The procurement processes and procedures (“control activities”) we outline in this manual are, in general, less “strict” than most CP’s everyday controls. (Below we list specific examples of how they might be less strict.) This is why, on every page where we outline them, we point out that the emergency team must check with the CP before instituting them. Any emergency team must follow the lead of the existing CP and/or Regional Office, with the understanding that, during an emergency response, a country program can consider reviewing and making reasonable changes to normal procurement control activities in order to respond more efficiently.
Control activities are the actions we use to control risk (Internal Control Policy, pg 2). In the case of procurement, they are the procedures we use to request a purchase, seek bids, decide between bids, approve a purchase, and approve payment for that purchase. Though the outlines provided here may be less strict than the standard procedures in Country Programs, they do conform to HQ purchasing rules and regulations.
Some of the ways in which the Controls outlined here might be less strict than a CP’s standard purchasing control activities:
- They do not require bid committees for any purchase less than $5,000.
- They do not require sealed bids for purchases less than $5,000.
- They do not require three, written bids for purchases less than $500.
If standard country program are more strict than HQ procurement policy – and often they are – the Country Program can consider making them looser for an emergency response. The CR should consider the cost (in time and money) of a step in the process versus the benefit we get from taking that step. The goal is to find the right balance between control and risk. (Internal Control Policy, pg 4).
A CR can consider and, in consultation with the RD, authorize temporary, geographically limited changes (that is, changes that only apply to the emergency area, not other program areas in the country). If the Country Representative decides to make changes, he or she must document those changes in writing and specify the date the situation will be reviewed.

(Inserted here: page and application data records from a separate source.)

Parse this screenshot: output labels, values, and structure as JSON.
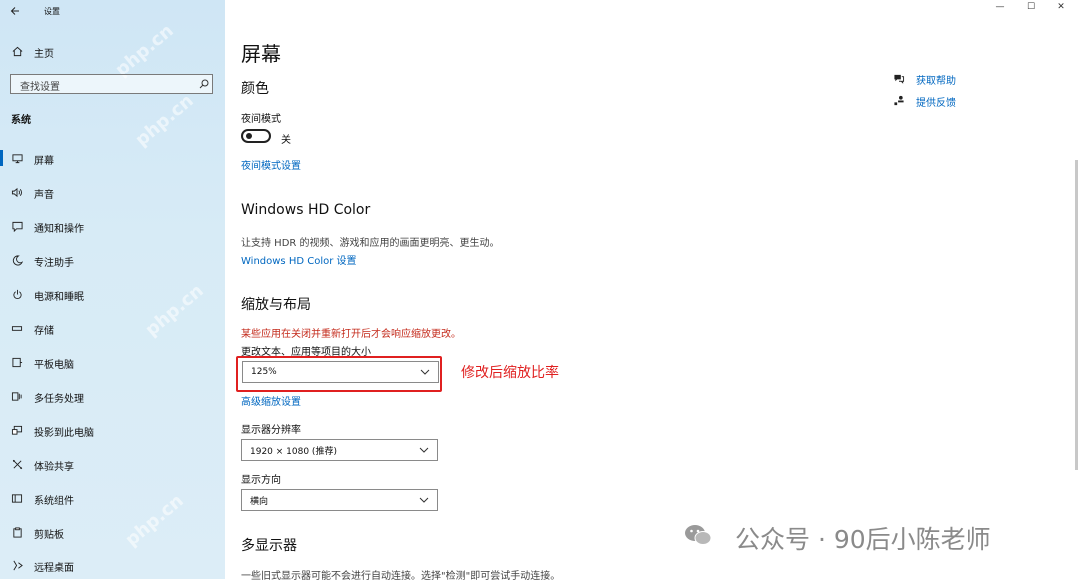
{
  "window": {
    "title": "设置",
    "controls": {
      "minimize": "—",
      "maximize": "☐",
      "close": "✕"
    }
  },
  "sidebar": {
    "home": "主页",
    "search_placeholder": "查找设置",
    "section_label": "系统",
    "items": [
      {
        "label": "屏幕",
        "icon": "monitor-icon"
      },
      {
        "label": "声音",
        "icon": "speaker-icon"
      },
      {
        "label": "通知和操作",
        "icon": "notification-icon"
      },
      {
        "label": "专注助手",
        "icon": "moon-icon"
      },
      {
        "label": "电源和睡眠",
        "icon": "power-icon"
      },
      {
        "label": "存储",
        "icon": "storage-icon"
      },
      {
        "label": "平板电脑",
        "icon": "tablet-icon"
      },
      {
        "label": "多任务处理",
        "icon": "multitask-icon"
      },
      {
        "label": "投影到此电脑",
        "icon": "project-icon"
      },
      {
        "label": "体验共享",
        "icon": "share-icon"
      },
      {
        "label": "系统组件",
        "icon": "components-icon"
      },
      {
        "label": "剪贴板",
        "icon": "clipboard-icon"
      },
      {
        "label": "远程桌面",
        "icon": "remote-desktop-icon"
      }
    ]
  },
  "main": {
    "title": "屏幕",
    "color_section": "颜色",
    "night_light_label": "夜间模式",
    "night_light_state": "关",
    "night_light_settings": "夜间模式设置",
    "hd_section": "Windows HD Color",
    "hd_desc": "让支持 HDR 的视频、游戏和应用的画面更明亮、更生动。",
    "hd_link": "Windows HD Color 设置",
    "scale_section": "缩放与布局",
    "scale_warning": "某些应用在关闭并重新打开后才会响应缩放更改。",
    "scale_label": "更改文本、应用等项目的大小",
    "scale_value": "125%",
    "annotation": "修改后缩放比率",
    "advanced_scaling": "高级缩放设置",
    "resolution_label": "显示器分辨率",
    "resolution_value": "1920 × 1080 (推荐)",
    "orientation_label": "显示方向",
    "orientation_value": "横向",
    "multi_display_section": "多显示器",
    "multi_display_desc": "一些旧式显示器可能不会进行自动连接。选择\"检测\"即可尝试手动连接。"
  },
  "help": {
    "get_help": "获取帮助",
    "feedback": "提供反馈"
  },
  "watermark": {
    "brand": "公众号 · 90后小陈老师",
    "site": "php.cn"
  },
  "colors": {
    "accent": "#0067c0",
    "warning": "#c42b1c",
    "annotation": "#e02020"
  }
}
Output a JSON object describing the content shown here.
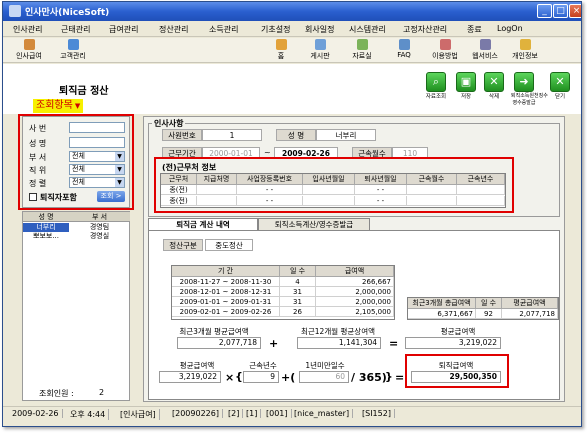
{
  "window": {
    "title": "인사만사(NiceSoft)",
    "min": "_",
    "max": "□",
    "close": "×"
  },
  "menu": [
    "인사관리",
    "근태관리",
    "급여관리",
    "정산관리",
    "소득관리",
    "기초설정",
    "회사일정",
    "시스템관리",
    "고정자산관리",
    "종료",
    "LogOn"
  ],
  "toolbar": {
    "left": [
      "인사급여",
      "고객관리"
    ],
    "right": [
      "홈",
      "게시판",
      "자료실",
      "FAQ",
      "이용방법",
      "웹서비스",
      "개인정보"
    ]
  },
  "page": {
    "title": "퇴직금 정산",
    "annotation": "조회항목",
    "arrow": "▼"
  },
  "actions": [
    "자료조회",
    "저장",
    "삭제",
    "퇴직소득원천징수\n영수증발급",
    "닫기"
  ],
  "search": {
    "labels": [
      "사 번",
      "성 명",
      "부 서",
      "직 위",
      "정 렬"
    ],
    "values": [
      "",
      "",
      "전체",
      "전체",
      "전체"
    ],
    "checkbox": "퇴직자포함",
    "button": "조회 >"
  },
  "list": {
    "headers": [
      "성 명",
      "부 서"
    ],
    "rows": [
      [
        "너부리",
        "경영팀"
      ],
      [
        "뽀보보...",
        "경영실"
      ]
    ],
    "count_label": "조회인원 :",
    "count": "2"
  },
  "employee": {
    "section": "인사사항",
    "emp_no_label": "사원번호",
    "emp_no": "1",
    "name_label": "성 명",
    "name": "너부리",
    "period_label": "근무기간",
    "start": "2000-01-01",
    "end": "2009-02-26",
    "tenure_label": "근속월수",
    "tenure": "110"
  },
  "prev_work": {
    "section": "(전)근무처 정보",
    "headers": [
      "근무처",
      "지급처명",
      "사업장등록번호",
      "입사년월일",
      "퇴사년월일",
      "근속월수",
      "근속년수"
    ],
    "rows": [
      [
        "종(전)",
        "",
        "- -",
        "",
        "- -",
        "",
        ""
      ],
      [
        "종(전)",
        "",
        "- -",
        "",
        "- -",
        "",
        ""
      ]
    ]
  },
  "tabs": [
    "퇴직금 계산 내역",
    "퇴직소득계산/영수증발급"
  ],
  "calc": {
    "type_label": "정산구분",
    "type_value": "중도정산",
    "pay_headers": [
      "기 간",
      "일 수",
      "급여액"
    ],
    "pay_rows": [
      [
        "2008-11-27 ~ 2008-11-30",
        "4",
        "266,667"
      ],
      [
        "2008-12-01 ~ 2008-12-31",
        "31",
        "2,000,000"
      ],
      [
        "2009-01-01 ~ 2009-01-31",
        "31",
        "2,000,000"
      ],
      [
        "2009-02-01 ~ 2009-02-26",
        "26",
        "2,105,000"
      ]
    ],
    "summary_headers": [
      "최근3개월 총급여액",
      "일 수",
      "평균급여액"
    ],
    "summary_values": [
      "6,371,667",
      "92",
      "2,077,718"
    ],
    "f1_label": "최근3개월 평균급여액",
    "f1": "2,077,718",
    "f2_label": "최근12개월 평균상여액",
    "f2": "1,141,304",
    "f3_label": "평균급여액",
    "f3": "3,219,022",
    "avg_label": "평균급여액",
    "avg": "3,219,022",
    "years_label": "근속년수",
    "years": "9",
    "frac_label": "1년미만일수",
    "frac": "60",
    "denom": "/ 365)",
    "result_label": "퇴직급여액",
    "result": "29,500,350",
    "ops": [
      "+",
      "=",
      "×",
      "{",
      "+(",
      "}",
      "="
    ]
  },
  "status": [
    "2009-02-26",
    "오후 4:44",
    "[인사급여]",
    "[20090226]",
    "[2]",
    "[1]",
    "[001]",
    "[nice_master]",
    "[SI152]"
  ]
}
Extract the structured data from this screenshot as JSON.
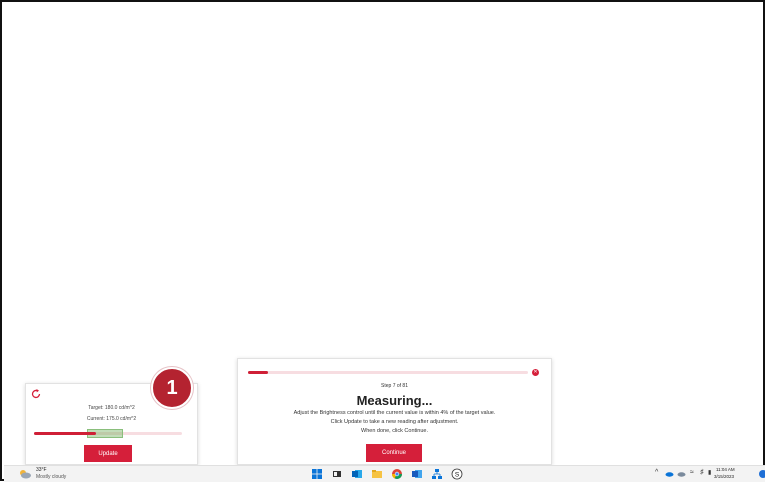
{
  "update_panel": {
    "target_text": "Target: 180.0 cd/m^2",
    "current_text": "Current: 175.0 cd/m^2",
    "current_level": 0.42,
    "tolerance_band": [
      0.36,
      0.6
    ],
    "update_label": "Update",
    "refresh_icon": "refresh-icon",
    "accent_color": "#d51f3a"
  },
  "step_badge": {
    "number": "1"
  },
  "measure_panel": {
    "progress": 0.07,
    "step_text": "Step 7 of 81",
    "title": "Measuring...",
    "line1": "Adjust the Brightness control until the current value is within 4% of the target value.",
    "line2": "Click Update to take a new reading after adjustment.",
    "line3": "When done, click Continue.",
    "continue_label": "Continue",
    "close_icon": "close-icon"
  },
  "taskbar": {
    "weather_temp": "33°F",
    "weather_desc": "Mostly cloudy",
    "time": "11:04 AM",
    "date": "3/15/2023",
    "apps": [
      "windows-start-icon",
      "task-view-icon",
      "outlook-icon",
      "file-explorer-icon",
      "chrome-icon",
      "word-icon",
      "network-app-icon",
      "skype-icon"
    ]
  }
}
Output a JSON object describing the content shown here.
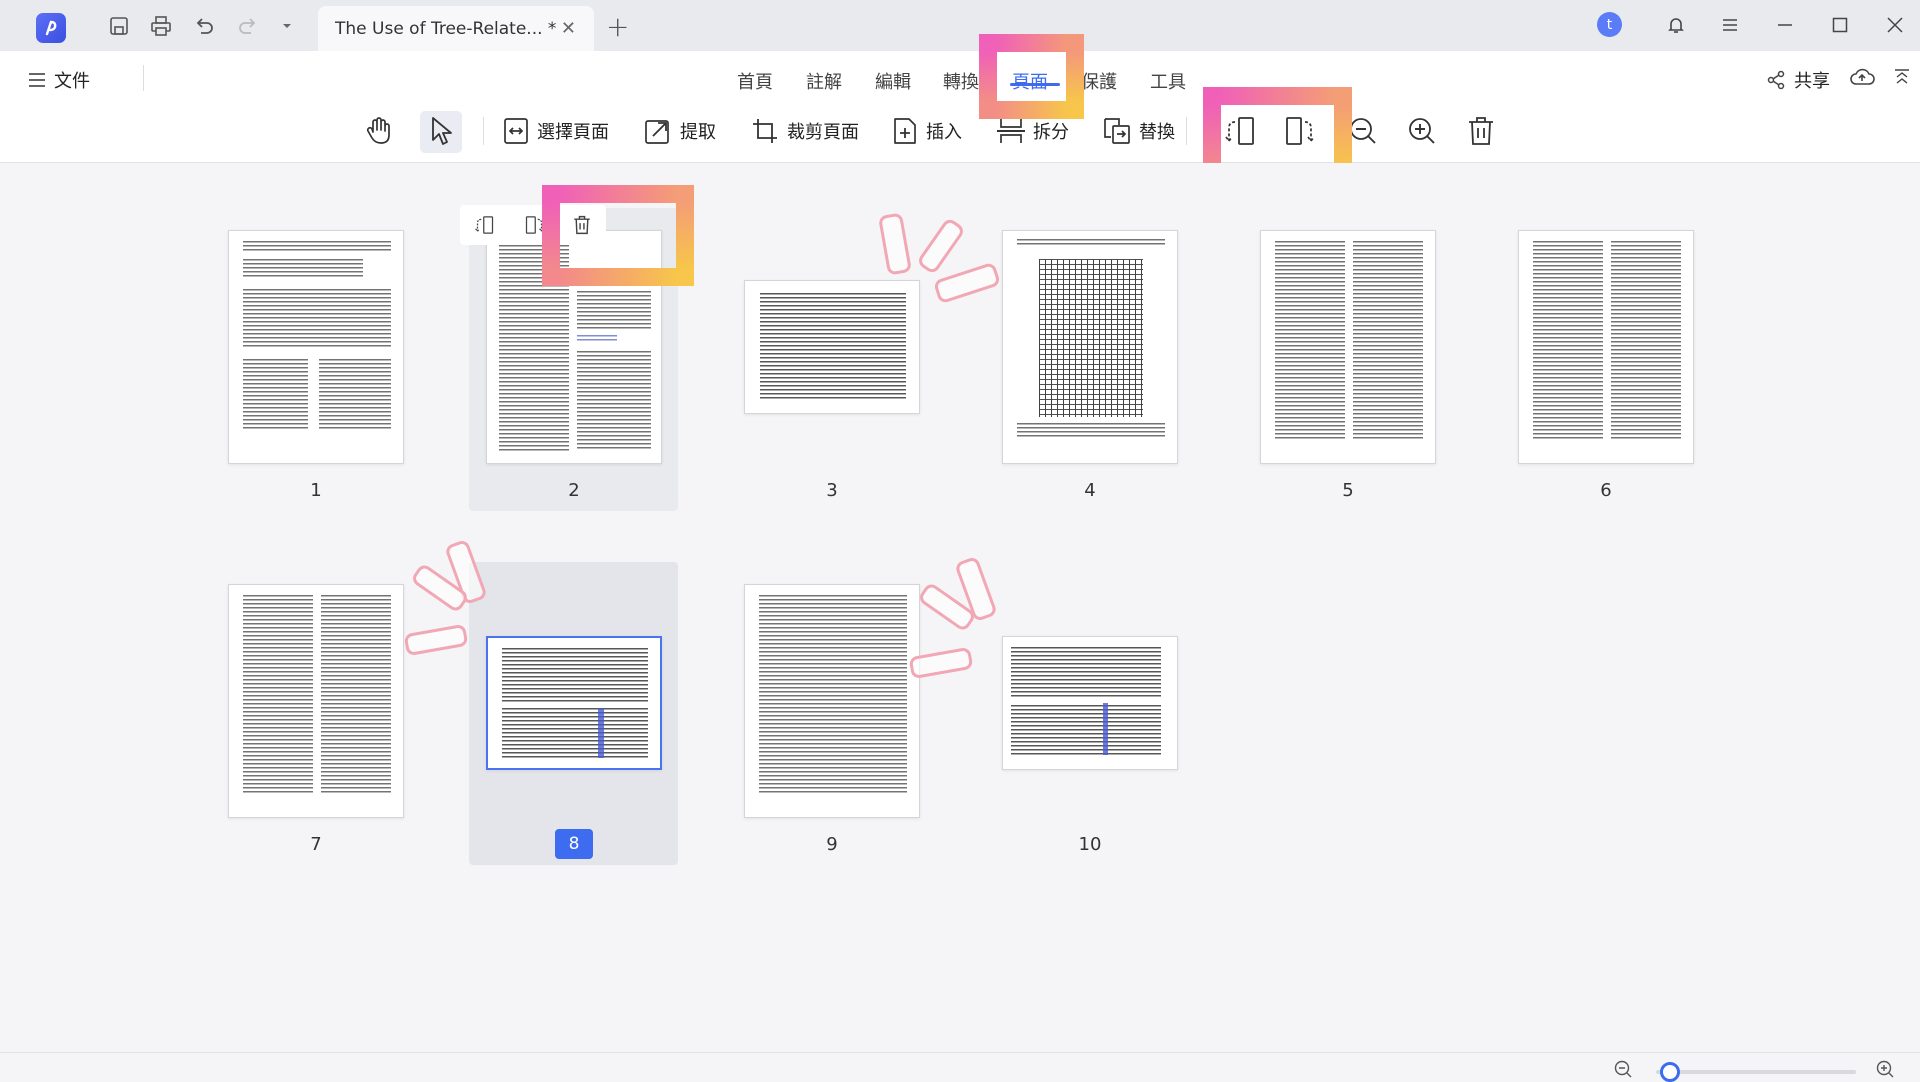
{
  "titlebar": {
    "tab_title": "The Use of Tree-Relate... *",
    "tab_close": "✕",
    "new_tab": "+",
    "avatar_letter": "t"
  },
  "menu": {
    "file_label": "文件",
    "tabs": [
      "首頁",
      "註解",
      "編輯",
      "轉換",
      "頁面",
      "保護",
      "工具"
    ],
    "active_tab": "頁面",
    "share_label": "共享"
  },
  "toolbar": {
    "select_pages": "選擇頁面",
    "extract": "提取",
    "crop_pages": "裁剪頁面",
    "insert": "插入",
    "split": "拆分",
    "replace": "替換"
  },
  "pages": [
    {
      "num": "1"
    },
    {
      "num": "2"
    },
    {
      "num": "3"
    },
    {
      "num": "4"
    },
    {
      "num": "5"
    },
    {
      "num": "6"
    },
    {
      "num": "7"
    },
    {
      "num": "8"
    },
    {
      "num": "9"
    },
    {
      "num": "10"
    }
  ],
  "selected_page": "8",
  "colors": {
    "accent": "#3d6cf0",
    "highlight_start": "#f060b8",
    "highlight_end": "#f7c64a"
  }
}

As a guide, we have listed here the tasks as well as the structure and job descriptions of a typical purchasing office so you can set up your own in the first weeks of an emergency response.